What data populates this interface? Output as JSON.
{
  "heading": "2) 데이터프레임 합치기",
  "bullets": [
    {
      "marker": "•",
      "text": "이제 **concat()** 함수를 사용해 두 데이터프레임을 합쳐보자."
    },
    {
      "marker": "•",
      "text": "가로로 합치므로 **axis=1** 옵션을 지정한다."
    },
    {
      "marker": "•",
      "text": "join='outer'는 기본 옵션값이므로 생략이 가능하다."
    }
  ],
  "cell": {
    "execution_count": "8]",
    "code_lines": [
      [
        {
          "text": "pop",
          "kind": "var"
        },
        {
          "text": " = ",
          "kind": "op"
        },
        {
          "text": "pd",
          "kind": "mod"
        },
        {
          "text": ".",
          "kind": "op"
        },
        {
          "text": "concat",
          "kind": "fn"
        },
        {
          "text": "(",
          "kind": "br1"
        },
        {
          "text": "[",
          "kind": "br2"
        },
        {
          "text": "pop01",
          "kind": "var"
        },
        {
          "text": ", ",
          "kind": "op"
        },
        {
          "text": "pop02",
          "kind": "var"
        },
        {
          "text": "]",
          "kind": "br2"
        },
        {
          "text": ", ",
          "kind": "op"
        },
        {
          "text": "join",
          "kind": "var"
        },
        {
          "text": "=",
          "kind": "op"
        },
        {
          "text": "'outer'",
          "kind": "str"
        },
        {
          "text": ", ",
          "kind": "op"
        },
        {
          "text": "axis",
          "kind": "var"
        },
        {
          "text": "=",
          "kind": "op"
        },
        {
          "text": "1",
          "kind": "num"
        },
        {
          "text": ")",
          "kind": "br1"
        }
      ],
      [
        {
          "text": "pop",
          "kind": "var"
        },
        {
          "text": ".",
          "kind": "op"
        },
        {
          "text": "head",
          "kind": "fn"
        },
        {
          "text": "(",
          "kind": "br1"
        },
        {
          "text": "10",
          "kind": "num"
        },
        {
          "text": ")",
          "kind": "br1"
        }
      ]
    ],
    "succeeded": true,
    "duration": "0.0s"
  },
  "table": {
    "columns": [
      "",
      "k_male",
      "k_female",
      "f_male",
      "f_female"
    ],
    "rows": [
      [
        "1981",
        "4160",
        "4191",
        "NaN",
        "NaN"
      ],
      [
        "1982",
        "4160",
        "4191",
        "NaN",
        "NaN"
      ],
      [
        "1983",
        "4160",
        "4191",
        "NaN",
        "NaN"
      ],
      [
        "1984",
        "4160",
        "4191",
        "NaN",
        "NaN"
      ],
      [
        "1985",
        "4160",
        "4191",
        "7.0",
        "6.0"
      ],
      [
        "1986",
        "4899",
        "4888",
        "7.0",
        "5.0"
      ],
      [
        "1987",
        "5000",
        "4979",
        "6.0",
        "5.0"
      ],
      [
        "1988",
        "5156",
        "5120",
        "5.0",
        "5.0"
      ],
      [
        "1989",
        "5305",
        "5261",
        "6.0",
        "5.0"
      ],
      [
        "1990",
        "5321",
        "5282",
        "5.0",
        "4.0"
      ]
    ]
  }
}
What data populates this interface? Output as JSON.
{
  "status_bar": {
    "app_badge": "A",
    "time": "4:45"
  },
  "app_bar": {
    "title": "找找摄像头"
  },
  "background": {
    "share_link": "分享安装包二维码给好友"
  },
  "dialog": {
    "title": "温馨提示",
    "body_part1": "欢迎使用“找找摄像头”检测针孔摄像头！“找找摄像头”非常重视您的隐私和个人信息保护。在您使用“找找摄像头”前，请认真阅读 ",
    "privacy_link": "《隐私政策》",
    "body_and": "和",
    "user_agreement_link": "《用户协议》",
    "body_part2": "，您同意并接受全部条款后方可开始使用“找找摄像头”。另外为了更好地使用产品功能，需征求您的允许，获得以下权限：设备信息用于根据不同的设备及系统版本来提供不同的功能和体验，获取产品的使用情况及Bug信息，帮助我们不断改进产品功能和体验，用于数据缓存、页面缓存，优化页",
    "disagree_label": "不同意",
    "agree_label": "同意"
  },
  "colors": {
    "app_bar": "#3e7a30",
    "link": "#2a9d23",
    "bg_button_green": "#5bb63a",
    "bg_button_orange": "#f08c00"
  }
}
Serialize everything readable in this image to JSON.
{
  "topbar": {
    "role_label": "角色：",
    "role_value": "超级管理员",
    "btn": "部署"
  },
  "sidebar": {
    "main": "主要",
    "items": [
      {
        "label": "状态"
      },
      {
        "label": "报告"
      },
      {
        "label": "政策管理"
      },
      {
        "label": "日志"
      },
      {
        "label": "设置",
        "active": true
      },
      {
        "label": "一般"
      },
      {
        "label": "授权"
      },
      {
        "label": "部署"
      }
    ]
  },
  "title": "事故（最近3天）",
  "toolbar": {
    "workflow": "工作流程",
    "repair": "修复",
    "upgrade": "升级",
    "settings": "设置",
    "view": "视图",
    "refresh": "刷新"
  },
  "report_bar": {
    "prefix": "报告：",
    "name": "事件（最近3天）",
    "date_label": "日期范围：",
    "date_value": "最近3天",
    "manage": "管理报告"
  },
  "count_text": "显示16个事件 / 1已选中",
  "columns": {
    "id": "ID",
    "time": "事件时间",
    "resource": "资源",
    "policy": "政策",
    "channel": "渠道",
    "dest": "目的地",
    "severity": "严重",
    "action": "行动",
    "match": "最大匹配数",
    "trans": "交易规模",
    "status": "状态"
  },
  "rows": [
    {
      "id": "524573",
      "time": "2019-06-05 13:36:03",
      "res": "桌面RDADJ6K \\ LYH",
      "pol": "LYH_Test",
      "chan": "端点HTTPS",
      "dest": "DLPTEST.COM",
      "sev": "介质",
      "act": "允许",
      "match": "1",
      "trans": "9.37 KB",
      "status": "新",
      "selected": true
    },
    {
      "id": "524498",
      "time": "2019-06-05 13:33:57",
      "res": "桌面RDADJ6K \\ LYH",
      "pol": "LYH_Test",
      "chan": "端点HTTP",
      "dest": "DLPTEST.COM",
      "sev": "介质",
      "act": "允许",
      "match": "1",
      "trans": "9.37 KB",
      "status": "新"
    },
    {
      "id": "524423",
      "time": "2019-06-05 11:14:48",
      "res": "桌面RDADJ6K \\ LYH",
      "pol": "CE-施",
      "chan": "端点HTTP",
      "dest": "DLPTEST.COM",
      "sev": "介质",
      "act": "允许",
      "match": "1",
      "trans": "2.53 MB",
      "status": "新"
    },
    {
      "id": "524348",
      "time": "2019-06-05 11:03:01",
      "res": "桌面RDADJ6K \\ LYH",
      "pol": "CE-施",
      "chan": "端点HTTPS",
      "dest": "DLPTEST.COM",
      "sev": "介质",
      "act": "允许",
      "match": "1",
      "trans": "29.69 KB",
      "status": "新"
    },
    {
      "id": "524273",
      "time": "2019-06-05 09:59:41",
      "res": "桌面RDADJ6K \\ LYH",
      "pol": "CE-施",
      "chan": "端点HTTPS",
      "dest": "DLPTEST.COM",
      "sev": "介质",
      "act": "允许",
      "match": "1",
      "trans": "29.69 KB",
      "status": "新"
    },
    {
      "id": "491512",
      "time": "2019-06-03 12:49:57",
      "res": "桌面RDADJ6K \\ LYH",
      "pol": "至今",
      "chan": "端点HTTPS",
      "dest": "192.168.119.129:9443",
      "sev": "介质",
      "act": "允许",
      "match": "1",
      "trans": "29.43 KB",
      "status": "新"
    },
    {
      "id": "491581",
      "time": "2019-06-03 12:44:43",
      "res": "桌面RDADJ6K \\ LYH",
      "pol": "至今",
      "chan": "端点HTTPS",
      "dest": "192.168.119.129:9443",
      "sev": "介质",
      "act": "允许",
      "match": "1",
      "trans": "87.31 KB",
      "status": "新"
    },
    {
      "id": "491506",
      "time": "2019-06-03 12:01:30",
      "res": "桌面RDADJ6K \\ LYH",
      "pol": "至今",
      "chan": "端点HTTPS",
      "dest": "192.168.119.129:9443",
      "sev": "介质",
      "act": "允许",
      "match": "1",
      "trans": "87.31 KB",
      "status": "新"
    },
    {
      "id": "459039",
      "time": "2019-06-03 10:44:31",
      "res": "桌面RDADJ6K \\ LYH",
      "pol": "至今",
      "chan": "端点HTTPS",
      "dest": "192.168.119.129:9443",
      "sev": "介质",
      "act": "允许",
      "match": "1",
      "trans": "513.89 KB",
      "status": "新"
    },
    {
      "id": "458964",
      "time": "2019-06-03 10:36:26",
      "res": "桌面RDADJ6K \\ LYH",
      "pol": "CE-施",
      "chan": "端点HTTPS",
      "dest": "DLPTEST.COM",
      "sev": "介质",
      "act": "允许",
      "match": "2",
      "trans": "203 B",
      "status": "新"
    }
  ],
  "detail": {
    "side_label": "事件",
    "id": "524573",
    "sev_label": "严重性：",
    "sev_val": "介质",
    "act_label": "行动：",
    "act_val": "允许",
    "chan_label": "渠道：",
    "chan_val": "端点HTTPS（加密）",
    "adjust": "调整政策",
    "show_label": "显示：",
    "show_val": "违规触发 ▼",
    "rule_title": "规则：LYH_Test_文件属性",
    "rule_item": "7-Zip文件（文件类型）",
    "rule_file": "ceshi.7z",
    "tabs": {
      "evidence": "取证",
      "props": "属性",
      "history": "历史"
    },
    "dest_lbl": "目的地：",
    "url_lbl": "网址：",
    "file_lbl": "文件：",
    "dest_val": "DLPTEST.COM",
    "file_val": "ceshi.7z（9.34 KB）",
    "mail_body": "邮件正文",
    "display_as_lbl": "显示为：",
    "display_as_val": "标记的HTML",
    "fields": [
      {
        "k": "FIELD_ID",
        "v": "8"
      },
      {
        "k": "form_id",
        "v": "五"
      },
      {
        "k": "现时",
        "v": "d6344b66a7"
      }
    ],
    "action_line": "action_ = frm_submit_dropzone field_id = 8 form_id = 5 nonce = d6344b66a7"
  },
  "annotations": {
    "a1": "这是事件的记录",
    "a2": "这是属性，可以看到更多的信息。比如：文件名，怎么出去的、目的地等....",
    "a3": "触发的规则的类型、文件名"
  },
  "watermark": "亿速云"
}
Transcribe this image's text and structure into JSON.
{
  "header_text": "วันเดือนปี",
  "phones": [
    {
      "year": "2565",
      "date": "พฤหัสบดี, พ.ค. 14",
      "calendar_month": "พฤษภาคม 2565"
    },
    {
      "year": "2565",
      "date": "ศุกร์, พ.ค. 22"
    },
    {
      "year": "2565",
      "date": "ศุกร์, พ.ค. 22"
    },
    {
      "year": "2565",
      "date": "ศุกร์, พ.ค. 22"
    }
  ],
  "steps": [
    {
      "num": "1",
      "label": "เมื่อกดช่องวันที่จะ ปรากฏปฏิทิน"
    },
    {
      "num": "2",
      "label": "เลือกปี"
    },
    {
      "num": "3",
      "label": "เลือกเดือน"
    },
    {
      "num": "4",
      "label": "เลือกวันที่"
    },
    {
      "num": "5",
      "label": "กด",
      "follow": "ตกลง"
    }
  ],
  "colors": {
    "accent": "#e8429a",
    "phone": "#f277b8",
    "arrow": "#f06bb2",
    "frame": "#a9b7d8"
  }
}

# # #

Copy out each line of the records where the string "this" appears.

What data populates this interface? Output as JSON.
What data populates this interface? Output as JSON.
Serialize everything readable in this image to JSON.
Transcribe this image's text and structure into JSON.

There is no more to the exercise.